US, three S. American nations begin talks

The Associated Press/BOGOTA, Colombia

By KIM HOUSEGO

Associated Press Writer

U.S., three S. American nations begin talks

SEP. 19 2005 — The United States began a new round of negotiations Monday with Peru, Ecuador and Colombia for a proposed free-trade agreement aimed at giving the three South American nations tariff-free access to U.S. markets.

The three Andean nations have held 11 rounds of negotiations with the United States since May 2004. Issues such as agriculture and intellectual property rules still need to be resolved.

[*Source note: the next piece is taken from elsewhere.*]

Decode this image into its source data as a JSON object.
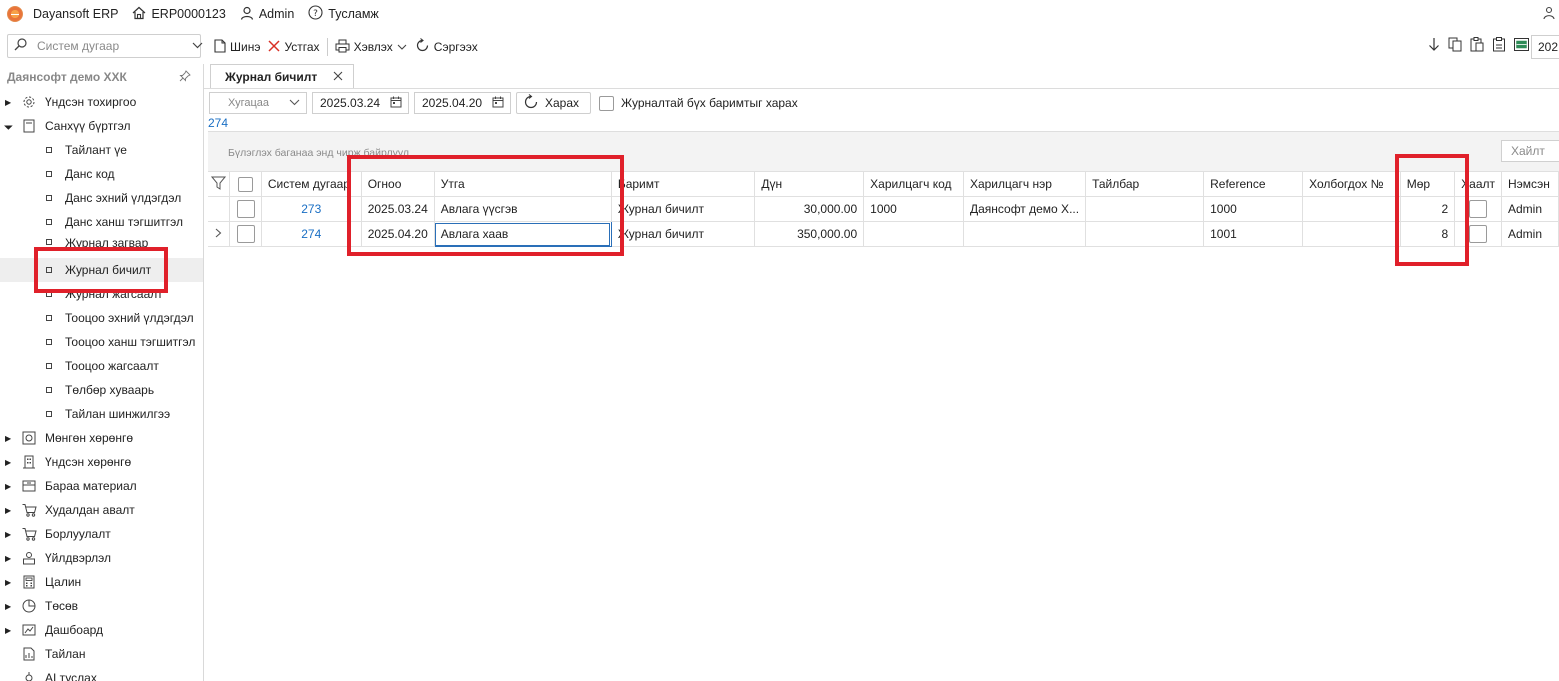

A deal has remained elusive amid strident opposition and street protests from Andean growers of products such as sugar cane, rice, corn, potatoes and cotton. The growers say U.S. agricultural subsidies will make it impossible for them to compete.

There are also worries that pharmaceutical patent protection clauses sought by Washington will cause medicine costs in the Andean region to soar because local production of generic drugs would become illegal.

Colombia’s top trade negotiator, Hernando Jose Gomez, said Monday he was confident progress will be made during the five days of talks in Cartagena, a Colombian city along the Caribbean.

"Regarding intellectual property, the expectation is that we will have an agreement in the areas of observance, fulfillment and technology transfers," Gomez told reporters.

Hundreds of police and marines have been deployed in Cartagena to guarantee security during the talks as Colombia’s biggest leftist trade union organization, known as the CUT, announced plans to stage demonstrations later in the week.

The three Andean nations already enjoy duty-free access to U.S. markets for thousands of products, including asparagus, cut flowers and clothing. But those breaks, which were given to help reduce economic dependence on illegal drug production and trafficking, expire next year.

The U.S. had US$23.52 billion (euro19.38 billion) in trade with the three countries last year, but ran a US$6.97 billion (euro5.74 billion) trade deficit, according to the U.S. Census Bureau.

The Andean talks fell behind schedule as the U.S. government recently focused on getting its Congress to approve the Central American Free Trade Agreement. The sugar industry, labor groups and some Congress members fiercely opposed that deal, saying it would hurt the U.S. economy.

U.S. President George W. Bush and many business groups have insisted CAFTA would create new markets for U.S. exports while helping Central American countries reduce poverty.

source: AP